# TASK DETAILS
Lines with the word "this": copy all of them from the entries below.

# Stored dataset items
════
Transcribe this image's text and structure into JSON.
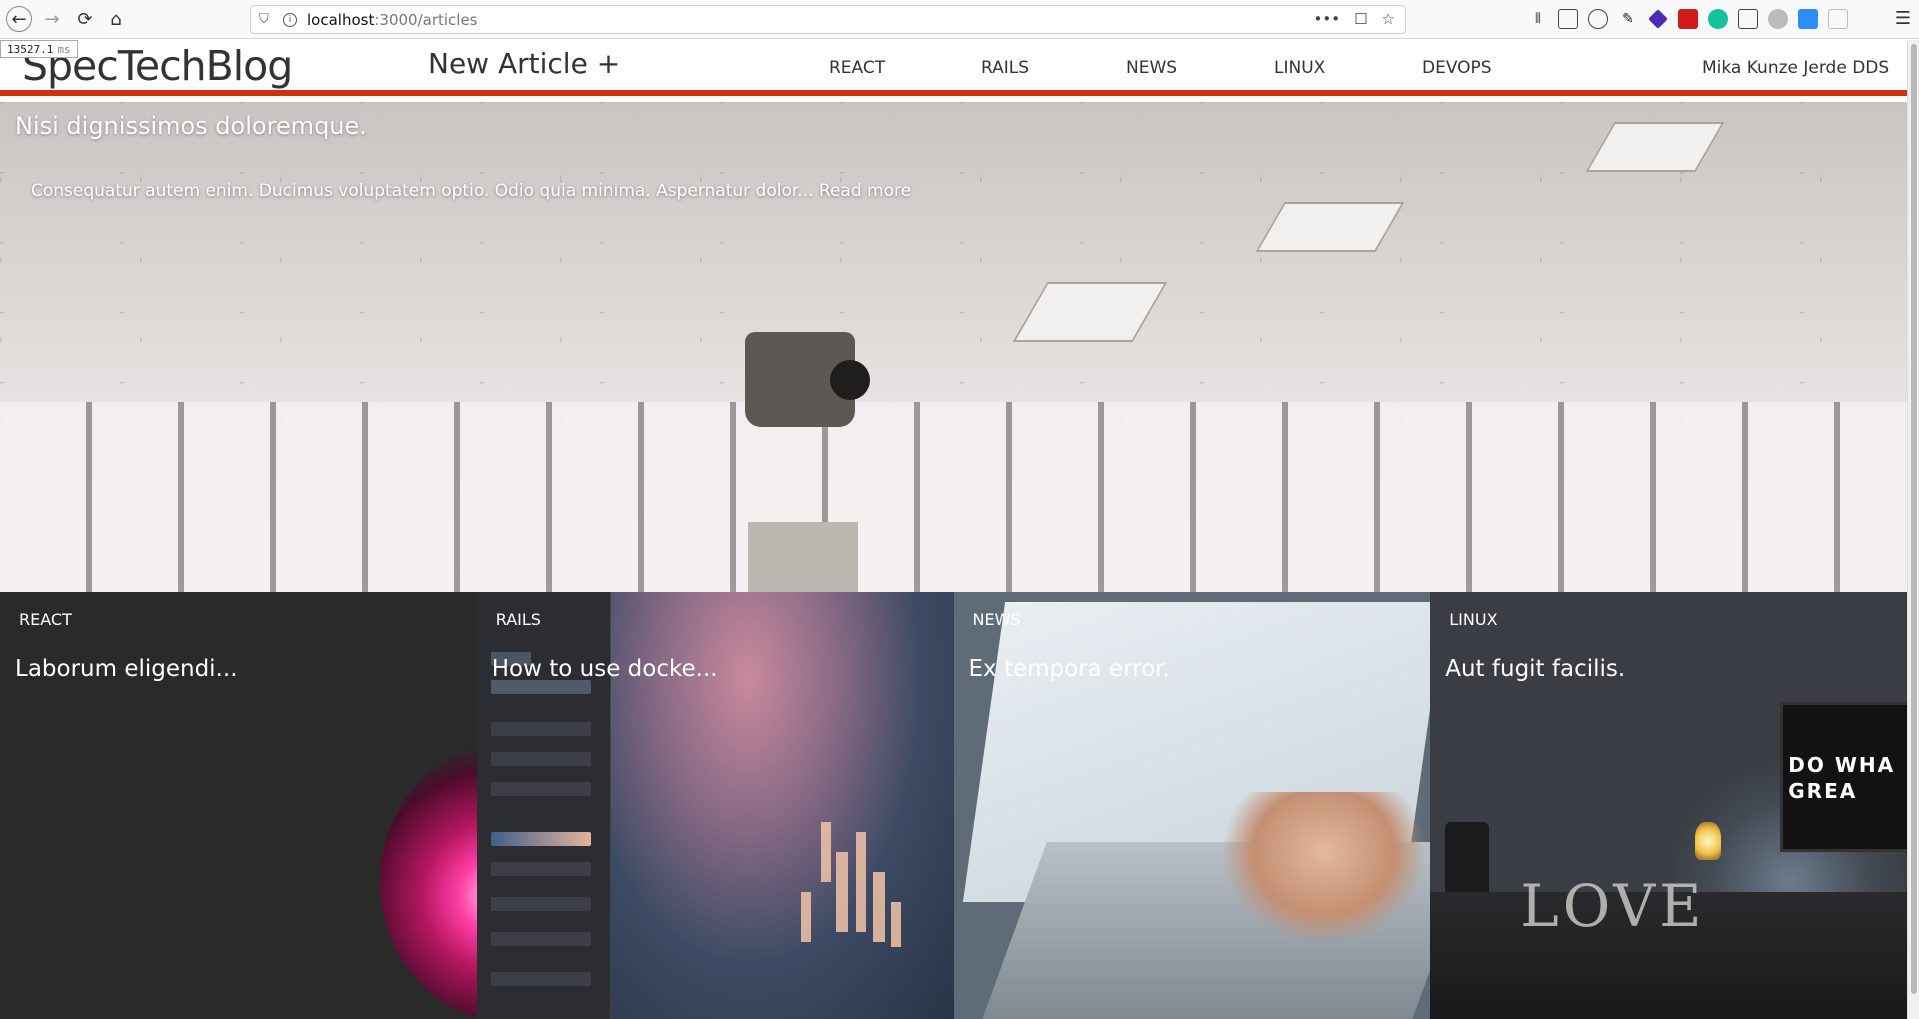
{
  "browser": {
    "url_host": "localhost",
    "url_path": ":3000/articles",
    "timer_value": "13527.1",
    "timer_unit": "ms",
    "url_actions": [
      "•••",
      "☐",
      "☆"
    ]
  },
  "header": {
    "brand": "SpecTechBlog",
    "new_article": "New Article +",
    "nav": [
      "REACT",
      "RAILS",
      "NEWS",
      "LINUX",
      "DEVOPS"
    ],
    "user": "Mika Kunze Jerde DDS",
    "accent_color": "#d32f0d"
  },
  "hero": {
    "title": "Nisi dignissimos doloremque.",
    "excerpt": "Consequatur autem enim. Ducimus voluptatem optio. Odio quia minima. Aspernatur dolor...",
    "read_more": "Read more"
  },
  "cards": [
    {
      "category": "REACT",
      "title": "Laborum eligendi..."
    },
    {
      "category": "RAILS",
      "title": "How to use docke..."
    },
    {
      "category": "NEWS",
      "title": "Ex tempora error."
    },
    {
      "category": "LINUX",
      "title": "Aut fugit facilis."
    }
  ],
  "linux_card": {
    "monitor_line1": "DO WHA",
    "monitor_line2": "GREA",
    "desk_text": "LOVE"
  }
}
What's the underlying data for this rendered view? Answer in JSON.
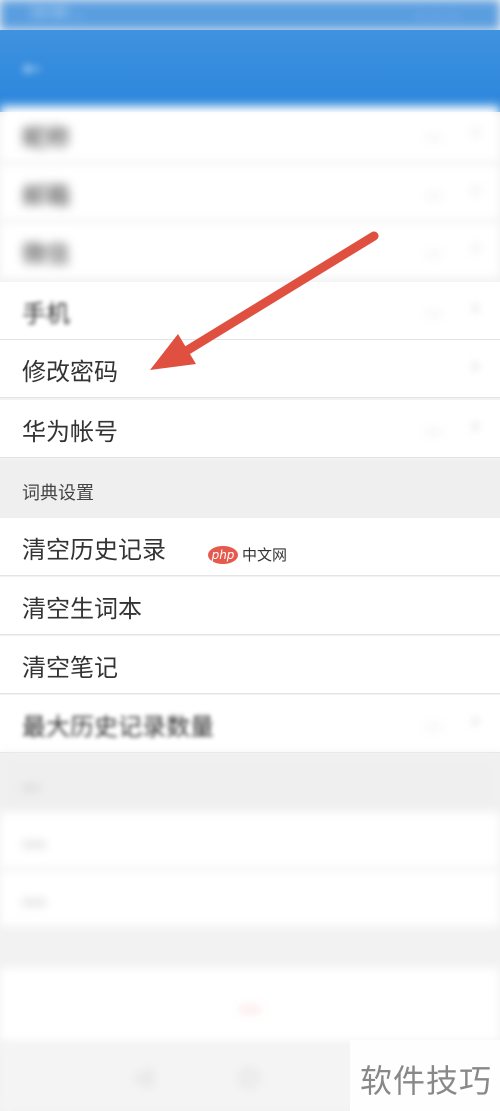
{
  "status_bar": {
    "left": "14:30 ...",
    "right": "...  ...  ..."
  },
  "app_bar": {
    "back_icon": "back-arrow-icon"
  },
  "account_rows": [
    {
      "label": "昵称",
      "value": "…",
      "blur": true
    },
    {
      "label": "邮箱",
      "value": "…",
      "blur": true
    },
    {
      "label": "微信",
      "value": "…",
      "blur": true
    },
    {
      "label": "手机",
      "value": "…",
      "blur": true
    },
    {
      "label": "修改密码",
      "value": "",
      "blur": false
    },
    {
      "label": "华为帐号",
      "value": "…",
      "blur": false
    }
  ],
  "dictionary_section": {
    "header": "词典设置",
    "rows": [
      {
        "label": "清空历史记录"
      },
      {
        "label": "清空生词本"
      },
      {
        "label": "清空笔记"
      },
      {
        "label": "最大历史记录数量",
        "value": "…"
      }
    ]
  },
  "other_section": {
    "header": "…",
    "rows": [
      {
        "label": "…"
      },
      {
        "label": "…"
      }
    ]
  },
  "logout": {
    "label": "…"
  },
  "watermarks": {
    "php_logo": "php",
    "php_text": "中文网",
    "tips": "软件技巧"
  },
  "colors": {
    "app_bar": "#2b86dc",
    "arrow": "#e05040",
    "logout_text": "#e84a4a"
  }
}
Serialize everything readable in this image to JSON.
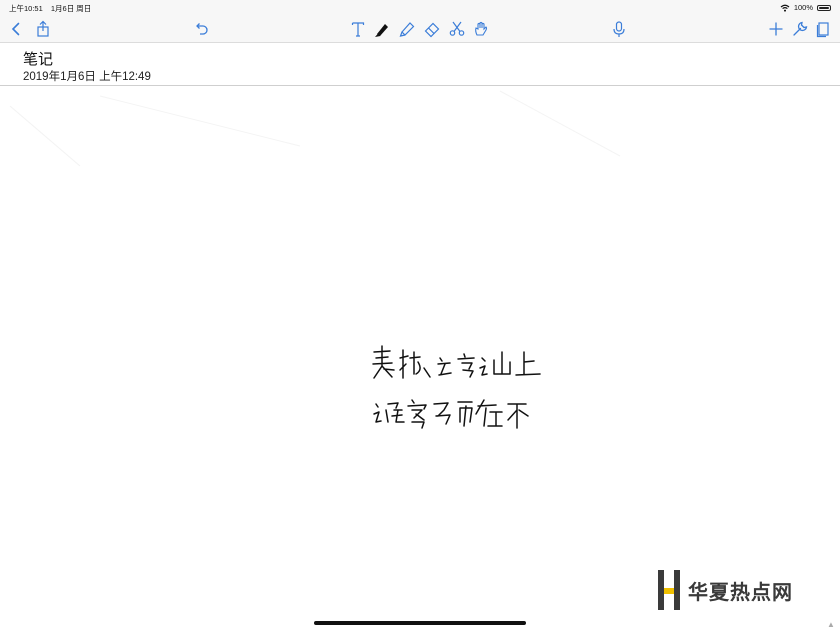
{
  "status_bar": {
    "time": "上午10:51",
    "date": "1月6日 周日",
    "battery_percent": "100%"
  },
  "toolbar": {
    "left": [
      "back-icon",
      "share-icon",
      "undo-icon"
    ],
    "tools": [
      "text-tool-icon",
      "pen-tool-icon",
      "highlighter-tool-icon",
      "eraser-tool-icon",
      "scissors-tool-icon",
      "hand-tool-icon"
    ],
    "center": [
      "microphone-icon"
    ],
    "right": [
      "add-icon",
      "wrench-icon",
      "pages-icon"
    ],
    "active_tool": "pen-tool-icon",
    "accent_color": "#3b7dd8"
  },
  "note": {
    "title": "笔记",
    "datetime": "2019年1月6日 上午12:49"
  },
  "handwriting": {
    "ink_color": "#111111",
    "lines": [
      "表被立方云山上",
      "云居客马来在下"
    ]
  },
  "watermark": {
    "text": "华夏热点网"
  }
}
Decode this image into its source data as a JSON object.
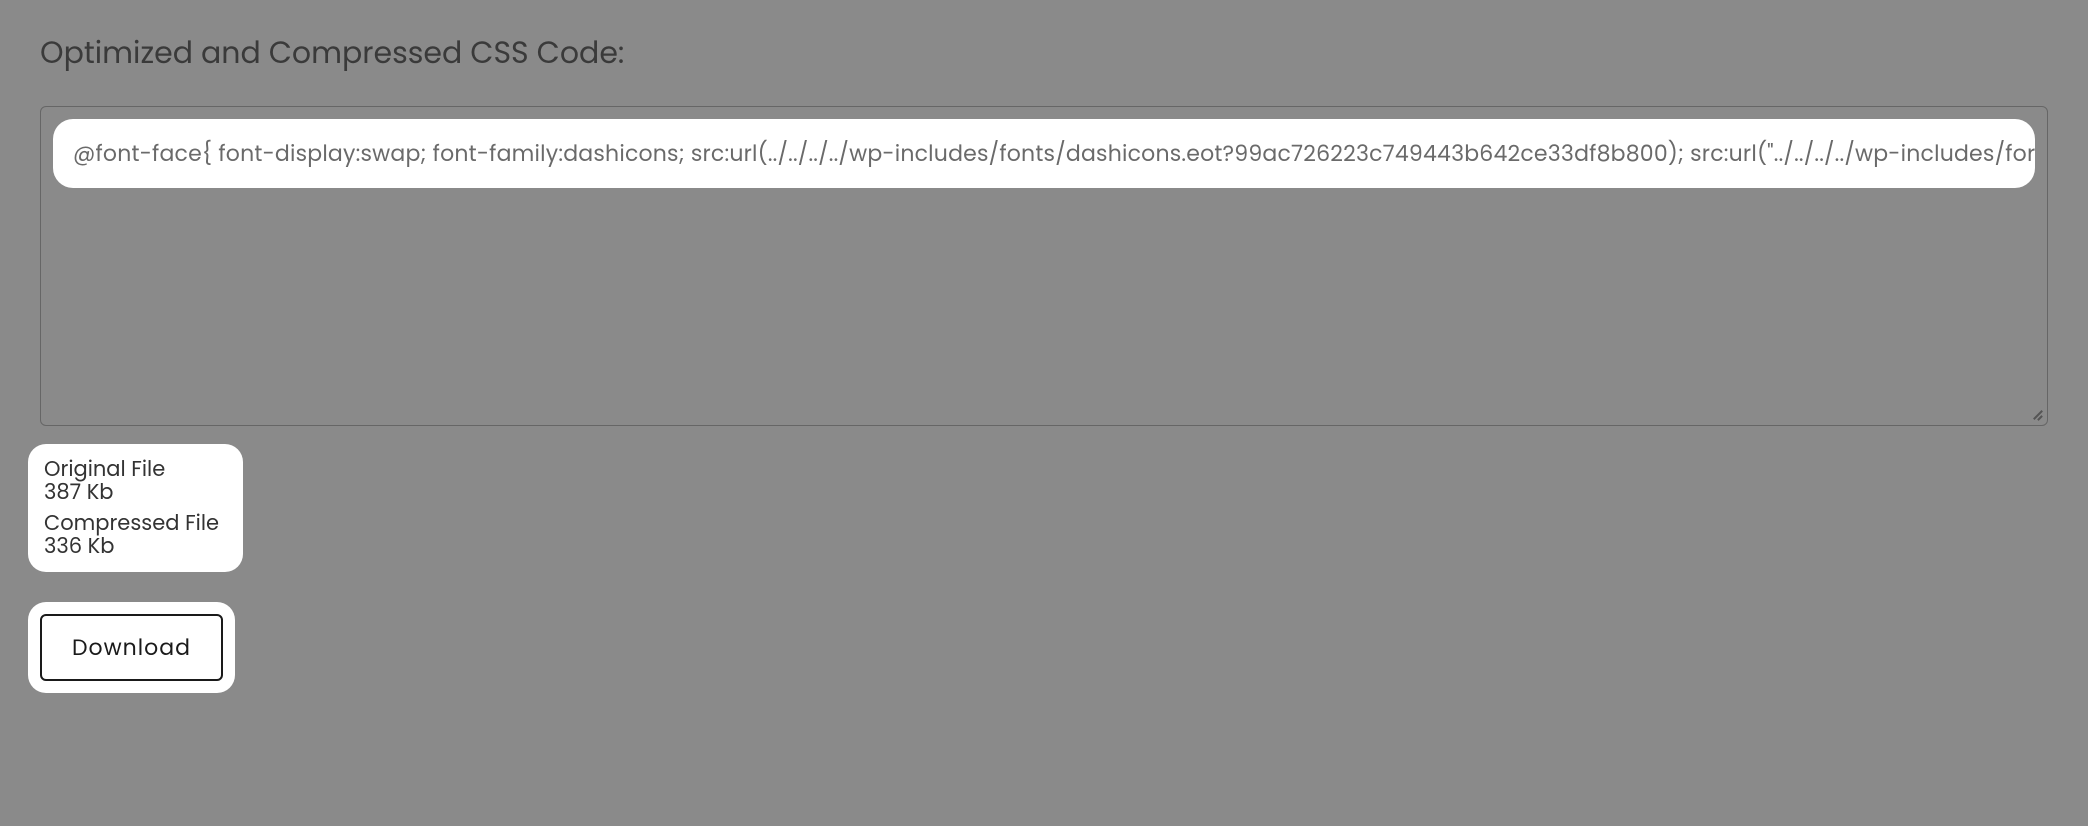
{
  "section": {
    "title": "Optimized and Compressed CSS Code:"
  },
  "code": {
    "content": "@font-face{ font-display:swap; font-family:dashicons; src:url(../../../../wp-includes/fonts/dashicons.eot?99ac726223c749443b642ce33df8b800); src:url(\"../../../../wp-includes/for"
  },
  "fileInfo": {
    "original": {
      "label": "Original File",
      "size": "387 Kb"
    },
    "compressed": {
      "label": "Compressed File",
      "size": "336 Kb"
    }
  },
  "actions": {
    "download": "Download"
  }
}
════
# COMPLETED EXERCISE
Transcribe this image's text and structure into JSON.
What's the underlying data for this rendered view? Answer in JSON.
Serialize everything readable in this image to JSON.
Decode this image into its source data as a JSON object.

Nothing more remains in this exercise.